EXERCISE DETAILS: Wherever a line of the listing holds the string "image", copy that line.

GIVEN INFORMATION:
▽
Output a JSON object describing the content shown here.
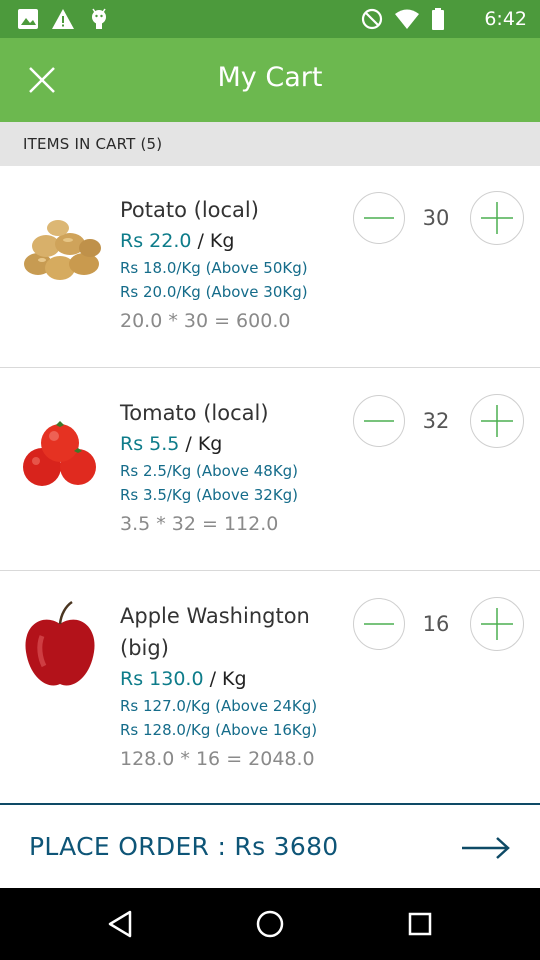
{
  "status_bar": {
    "time": "6:42",
    "icons": [
      "image-notification-icon",
      "warning-icon",
      "android-icon",
      "do-not-disturb-icon",
      "wifi-icon",
      "battery-icon"
    ]
  },
  "app_bar": {
    "title": "My Cart",
    "close_icon": "close-icon"
  },
  "items_header": "ITEMS IN CART (5)",
  "items": [
    {
      "name": "Potato (local)",
      "price": "Rs 22.0",
      "unit": " / Kg",
      "tiers": [
        "Rs 18.0/Kg (Above 50Kg)",
        "Rs 20.0/Kg (Above 30Kg)"
      ],
      "calc": "20.0 * 30 = 600.0",
      "qty": "30",
      "image": "potato-image"
    },
    {
      "name": "Tomato (local)",
      "price": "Rs 5.5",
      "unit": " / Kg",
      "tiers": [
        "Rs 2.5/Kg (Above 48Kg)",
        "Rs 3.5/Kg (Above 32Kg)"
      ],
      "calc": "3.5 * 32 = 112.0",
      "qty": "32",
      "image": "tomato-image"
    },
    {
      "name": "Apple Washington (big)",
      "price": "Rs 130.0",
      "unit": " / Kg",
      "tiers": [
        "Rs 127.0/Kg (Above 24Kg)",
        "Rs 128.0/Kg (Above 16Kg)"
      ],
      "calc": "128.0 * 16 = 2048.0",
      "qty": "16",
      "image": "apple-image"
    }
  ],
  "order_bar": {
    "label": "PLACE ORDER : Rs 3680",
    "icon": "arrow-right-icon"
  },
  "nav_bar": {
    "icons": [
      "back-triangle-icon",
      "home-circle-icon",
      "recents-square-icon"
    ]
  },
  "colors": {
    "status_bar": "#4c9a3c",
    "app_bar": "#6cb84f",
    "price": "#0e7c8a",
    "tier": "#156c8a",
    "order_text": "#0e5577",
    "qty_icon": "#4caf50"
  }
}
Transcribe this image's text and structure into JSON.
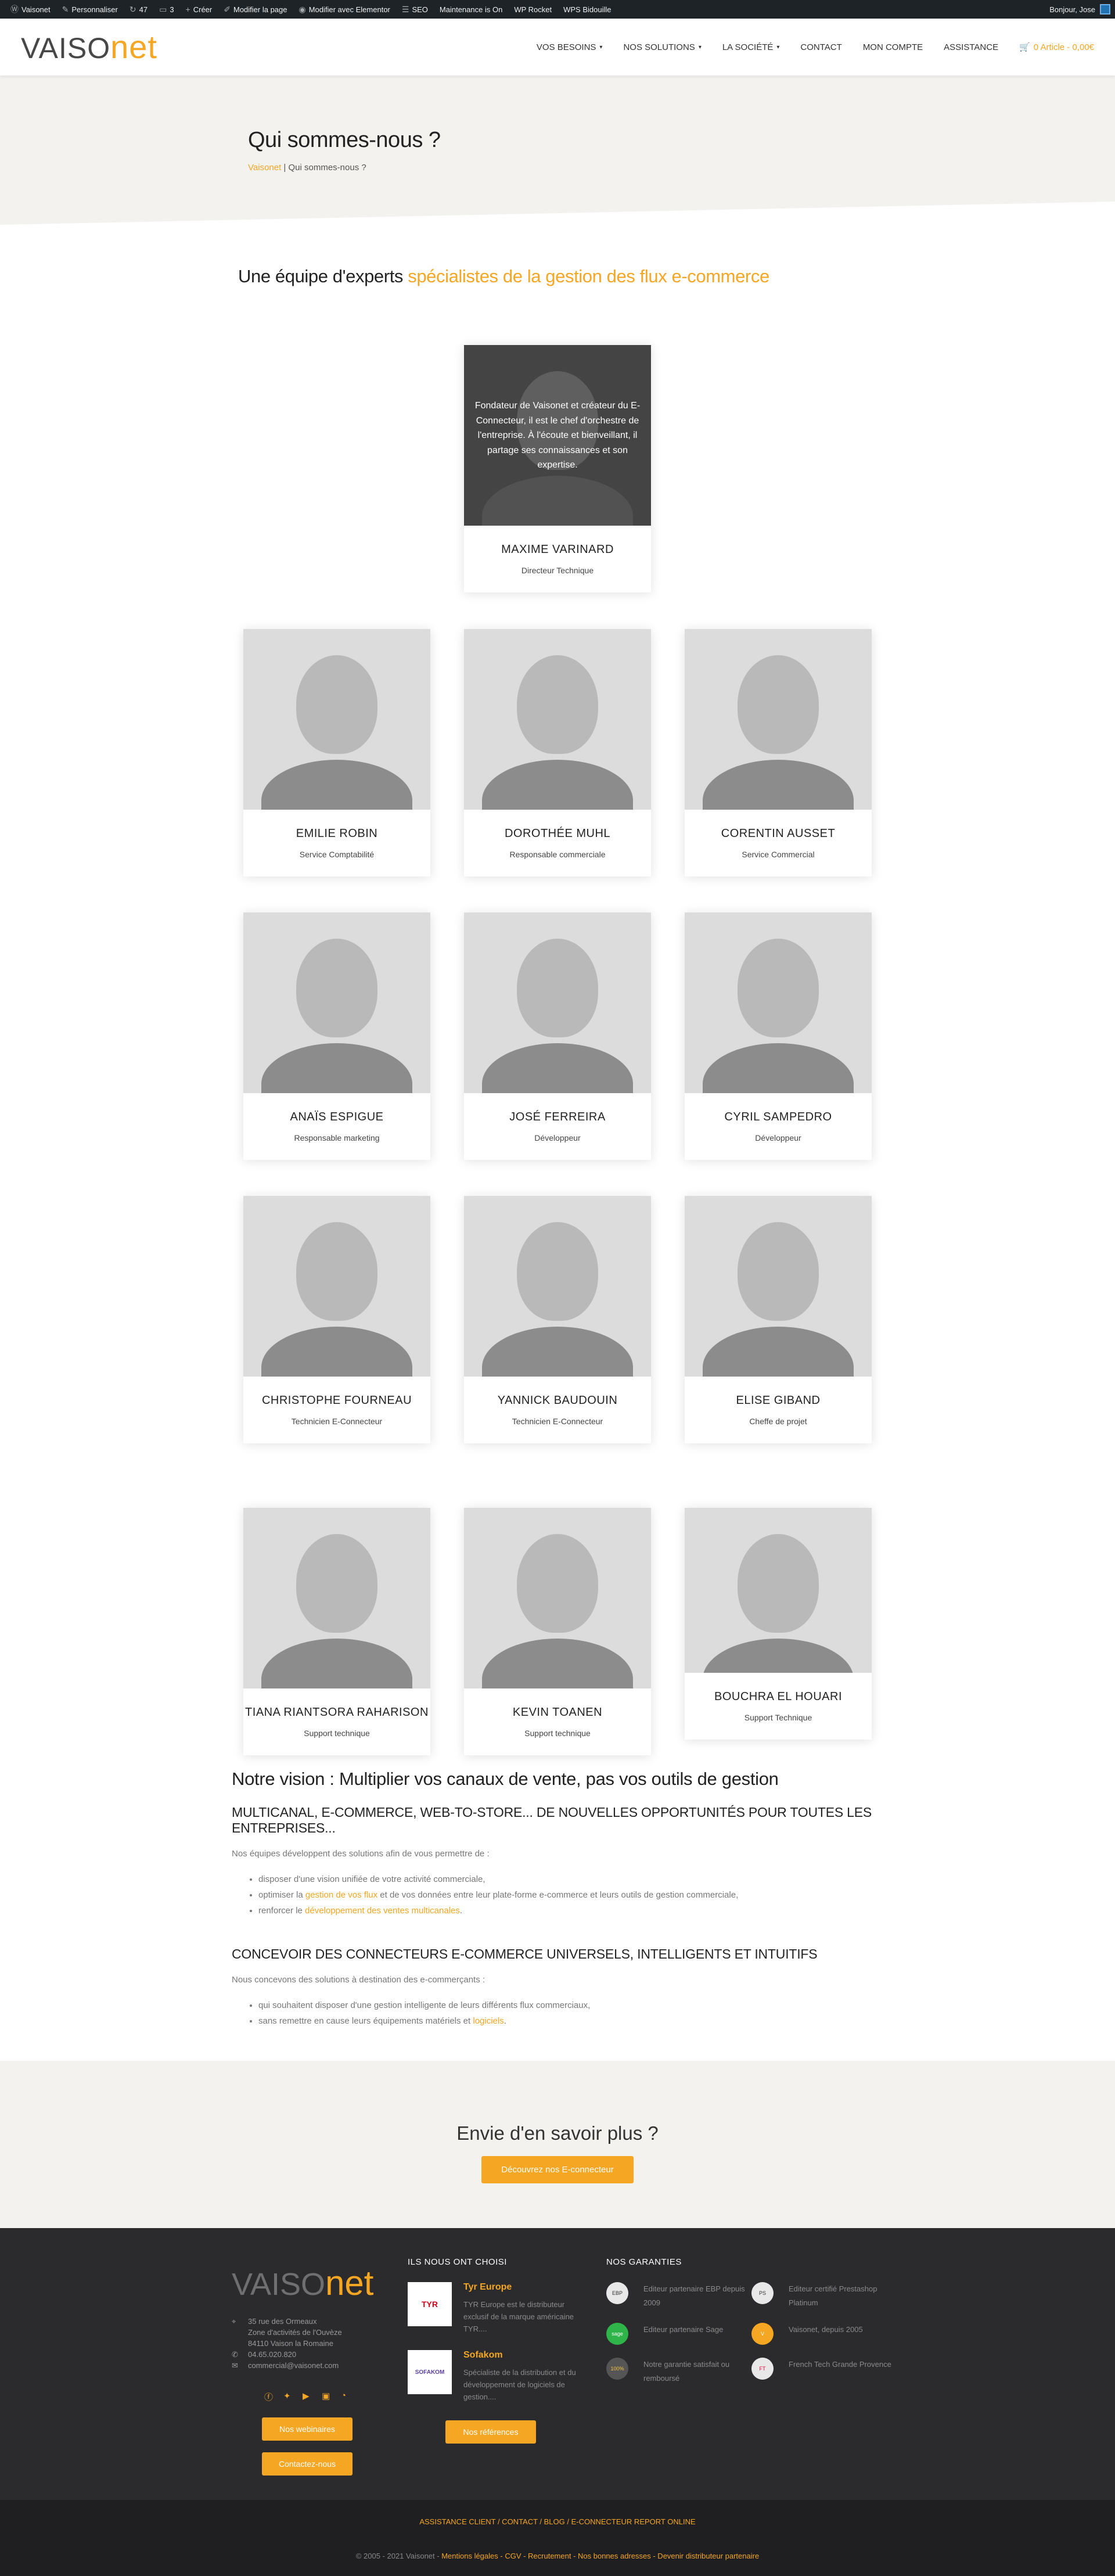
{
  "adminbar": {
    "items": [
      {
        "icon": "wordpress-icon",
        "label": "Vaisonet"
      },
      {
        "icon": "brush-icon",
        "label": "Personnaliser"
      },
      {
        "icon": "refresh-icon",
        "label": "47"
      },
      {
        "icon": "comment-icon",
        "label": "3"
      },
      {
        "icon": "plus-icon",
        "label": "Créer"
      },
      {
        "icon": "pencil-icon",
        "label": "Modifier la page"
      },
      {
        "icon": "elementor-icon",
        "label": "Modifier avec Elementor"
      },
      {
        "icon": "seo-icon",
        "label": "SEO"
      },
      {
        "icon": "",
        "label": "Maintenance is On"
      },
      {
        "icon": "",
        "label": "WP Rocket"
      },
      {
        "icon": "",
        "label": "WPS Bidouille"
      }
    ],
    "greeting": "Bonjour, Jose"
  },
  "header": {
    "logo_left": "VAISO",
    "logo_right": "net",
    "nav": [
      {
        "label": "VOS BESOINS",
        "caret": "▾"
      },
      {
        "label": "NOS SOLUTIONS",
        "caret": "▾"
      },
      {
        "label": "LA SOCIÉTÉ",
        "caret": "▾"
      },
      {
        "label": "CONTACT",
        "caret": ""
      },
      {
        "label": "MON COMPTE",
        "caret": ""
      },
      {
        "label": "ASSISTANCE",
        "caret": ""
      }
    ],
    "cart": "0 Article - 0,00€"
  },
  "hero": {
    "title": "Qui sommes-nous ?",
    "breadcrumb_home": "Vaisonet",
    "breadcrumb_sep": " | ",
    "breadcrumb_current": "Qui sommes-nous ?"
  },
  "team": {
    "title_plain": "Une équipe d'experts ",
    "title_accent": "spécialistes de la gestion des flux e-commerce",
    "featured": {
      "name": "MAXIME VARINARD",
      "role": "Directeur Technique",
      "bio": "Fondateur de Vaisonet et créateur du E-Connecteur, il est le chef d'orchestre de l'entreprise. À l'écoute et bienveillant, il partage ses connaissances et son expertise."
    },
    "members": [
      {
        "name": "EMILIE ROBIN",
        "role": "Service Comptabilité"
      },
      {
        "name": "DOROTHÉE MUHL",
        "role": "Responsable commerciale"
      },
      {
        "name": "CORENTIN AUSSET",
        "role": "Service Commercial"
      },
      {
        "name": "ANAÏS ESPIGUE",
        "role": "Responsable marketing"
      },
      {
        "name": "JOSÉ FERREIRA",
        "role": "Développeur"
      },
      {
        "name": "CYRIL SAMPEDRO",
        "role": "Développeur"
      },
      {
        "name": "CHRISTOPHE FOURNEAU",
        "role": "Technicien E-Connecteur"
      },
      {
        "name": "YANNICK BAUDOUIN",
        "role": "Technicien E-Connecteur"
      },
      {
        "name": "ELISE GIBAND",
        "role": "Cheffe de projet"
      },
      {
        "name": "TIANA RIANTSORA RAHARISON",
        "role": "Support technique"
      },
      {
        "name": "KEVIN TOANEN",
        "role": "Support technique"
      },
      {
        "name": "BOUCHRA EL HOUARI",
        "role": "Support Technique"
      }
    ]
  },
  "vision": {
    "title": "Notre vision : Multiplier vos canaux de vente, pas vos outils de gestion",
    "h3_1": "MULTICANAL, E-COMMERCE, WEB-TO-STORE... DE NOUVELLES OPPORTUNITÉS POUR TOUTES LES ENTREPRISES...",
    "p1": "Nos équipes développent des solutions afin de vous permettre de :",
    "li1": "disposer d'une vision unifiée de votre activité commerciale,",
    "li2_a": "optimiser la ",
    "li2_link": "gestion de vos flux",
    "li2_b": " et de vos données entre leur plate-forme e-commerce et leurs outils de gestion commerciale,",
    "li3_a": "renforcer le ",
    "li3_link": "développement des ventes multicanales",
    "li3_b": ".",
    "h3_2": "CONCEVOIR DES CONNECTEURS E-COMMERCE UNIVERSELS, INTELLIGENTS ET INTUITIFS",
    "p2": "Nous concevons des solutions à destination des e-commerçants :",
    "li4": "qui souhaitent disposer d'une gestion intelligente de leurs différents flux commerciaux,",
    "li5_a": "sans remettre en cause leurs équipements matériels et ",
    "li5_link": "logiciels",
    "li5_b": "."
  },
  "cta": {
    "title": "Envie d'en savoir plus ?",
    "button": "Découvrez nos E-connecteur"
  },
  "footer": {
    "logo_left": "VAISO",
    "logo_right": "net",
    "address1": "35 rue des Ormeaux",
    "address2": "Zone d'activités de l'Ouvèze",
    "address3": "84110 Vaison la Romaine",
    "phone": "04.65.020.820",
    "email": "commercial@vaisonet.com",
    "webinars_button": "Nos webinaires",
    "contact_button": "Contactez-nous",
    "refs_title": "ILS NOUS ONT CHOISI",
    "partner1_name": "Tyr Europe",
    "partner1_logo": "TYR",
    "partner1_desc": "TYR Europe est le distributeur exclusif de la marque américaine TYR....",
    "partner2_name": "Sofakom",
    "partner2_logo": "SOFAKOM",
    "partner2_desc": "Spécialiste de la distribution et du développement de logiciels de gestion....",
    "refs_button": "Nos références",
    "guarantees_title": "NOS GARANTIES",
    "guarantees": [
      {
        "icon": "ebp-icon",
        "badge": "EBP",
        "text": "Editeur partenaire EBP depuis 2009"
      },
      {
        "icon": "prestashop-icon",
        "badge": "PS",
        "text": "Editeur certifié Prestashop Platinum"
      },
      {
        "icon": "sage-icon",
        "badge": "sage",
        "text": "Editeur partenaire Sage"
      },
      {
        "icon": "vaisonet-badge-icon",
        "badge": "V",
        "text": "Vaisonet, depuis 2005"
      },
      {
        "icon": "satisfaction-icon",
        "badge": "100%",
        "text": "Notre garantie satisfait ou remboursé"
      },
      {
        "icon": "frenchtech-icon",
        "badge": "FT",
        "text": "French Tech Grande Provence"
      }
    ]
  },
  "subfooter": {
    "links": "ASSISTANCE CLIENT / CONTACT / BLOG / E-CONNECTEUR REPORT ONLINE",
    "copyright": "© 2005 - 2021 Vaisonet - ",
    "legal_links": "Mentions légales - CGV - Recrutement - Nos bonnes adresses - Devenir distributeur partenaire"
  },
  "colors": {
    "accent": "#f5a623",
    "footer_bg": "#2b2b2d",
    "hero_bg": "#f4f2ef"
  }
}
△
SOLUTION TO THE EXERCISE:
      "image-notification-icon",
      "image": "potato-image"
      "image": "tomato-image"
      "image": "apple-image"
Transcribe this image's text and structure into JSON.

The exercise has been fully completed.